What you will do:
Gather up every line from the entries below that uses the word "Visible".

Information given:
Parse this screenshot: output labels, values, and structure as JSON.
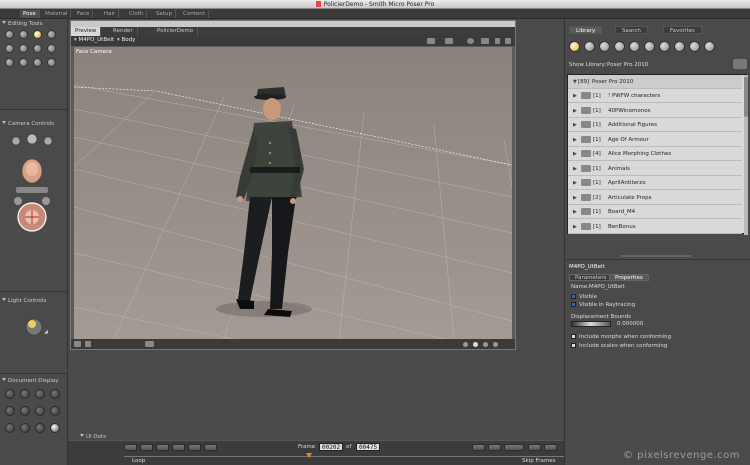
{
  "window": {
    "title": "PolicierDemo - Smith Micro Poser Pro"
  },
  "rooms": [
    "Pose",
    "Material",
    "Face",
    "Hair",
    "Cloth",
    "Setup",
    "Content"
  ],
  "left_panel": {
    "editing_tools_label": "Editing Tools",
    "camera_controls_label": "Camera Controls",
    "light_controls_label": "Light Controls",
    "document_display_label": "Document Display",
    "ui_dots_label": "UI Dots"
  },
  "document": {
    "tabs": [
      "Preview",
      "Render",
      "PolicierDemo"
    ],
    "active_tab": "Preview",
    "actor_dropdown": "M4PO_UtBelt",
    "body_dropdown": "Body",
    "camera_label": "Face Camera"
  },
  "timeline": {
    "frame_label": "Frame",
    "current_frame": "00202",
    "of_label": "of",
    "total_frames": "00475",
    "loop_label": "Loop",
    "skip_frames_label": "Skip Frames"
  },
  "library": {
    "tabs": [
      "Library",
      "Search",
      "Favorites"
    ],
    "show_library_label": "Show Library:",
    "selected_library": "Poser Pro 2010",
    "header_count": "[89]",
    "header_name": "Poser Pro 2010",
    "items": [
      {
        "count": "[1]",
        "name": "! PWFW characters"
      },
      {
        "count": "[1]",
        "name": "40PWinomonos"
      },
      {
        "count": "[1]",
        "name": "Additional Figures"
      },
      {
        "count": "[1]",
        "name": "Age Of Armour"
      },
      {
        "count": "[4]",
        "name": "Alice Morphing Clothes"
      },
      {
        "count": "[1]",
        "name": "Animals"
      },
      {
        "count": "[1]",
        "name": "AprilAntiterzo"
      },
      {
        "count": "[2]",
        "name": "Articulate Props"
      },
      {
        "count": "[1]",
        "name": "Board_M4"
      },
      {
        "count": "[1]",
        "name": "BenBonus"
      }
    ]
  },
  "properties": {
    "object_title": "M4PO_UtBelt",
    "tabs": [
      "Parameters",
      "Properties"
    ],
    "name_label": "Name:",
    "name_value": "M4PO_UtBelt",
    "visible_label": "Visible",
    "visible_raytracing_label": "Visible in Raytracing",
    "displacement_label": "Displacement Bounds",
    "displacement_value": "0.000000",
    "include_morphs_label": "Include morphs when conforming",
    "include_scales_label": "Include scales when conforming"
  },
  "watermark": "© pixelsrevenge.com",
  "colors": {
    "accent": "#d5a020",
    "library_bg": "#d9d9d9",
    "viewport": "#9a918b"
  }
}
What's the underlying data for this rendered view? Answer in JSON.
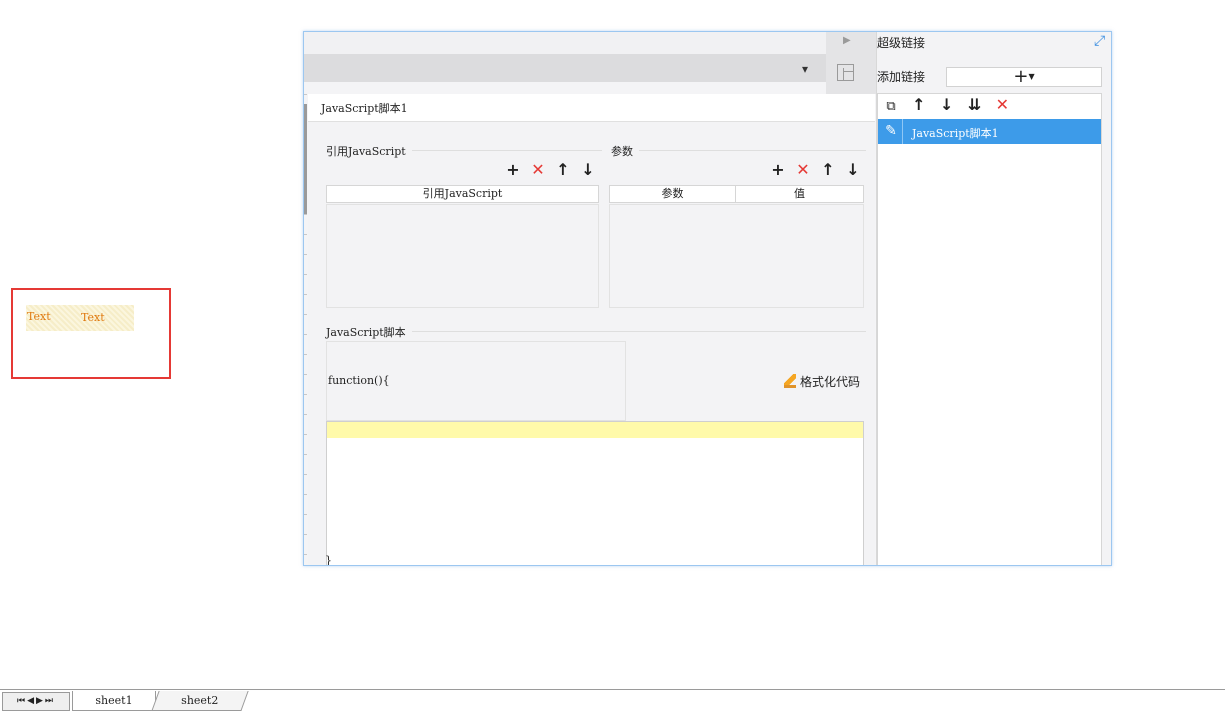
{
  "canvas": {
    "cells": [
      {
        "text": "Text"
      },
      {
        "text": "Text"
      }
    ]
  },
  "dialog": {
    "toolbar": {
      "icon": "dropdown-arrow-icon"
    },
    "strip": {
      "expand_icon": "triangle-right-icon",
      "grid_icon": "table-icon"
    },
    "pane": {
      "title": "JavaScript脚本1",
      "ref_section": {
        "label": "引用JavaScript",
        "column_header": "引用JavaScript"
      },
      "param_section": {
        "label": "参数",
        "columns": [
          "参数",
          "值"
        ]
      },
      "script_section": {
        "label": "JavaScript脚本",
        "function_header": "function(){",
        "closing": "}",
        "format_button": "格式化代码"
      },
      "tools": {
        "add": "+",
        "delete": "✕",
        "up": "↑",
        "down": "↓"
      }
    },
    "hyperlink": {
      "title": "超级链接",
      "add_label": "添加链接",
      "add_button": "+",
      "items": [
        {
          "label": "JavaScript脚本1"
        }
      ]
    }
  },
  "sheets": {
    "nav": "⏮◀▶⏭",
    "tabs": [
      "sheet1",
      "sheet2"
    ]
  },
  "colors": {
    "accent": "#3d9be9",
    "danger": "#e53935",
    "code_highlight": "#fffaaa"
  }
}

Result of this task:
    "visible_label": "Visible",
    "visible_raytracing_label": "Visible in Raytracing",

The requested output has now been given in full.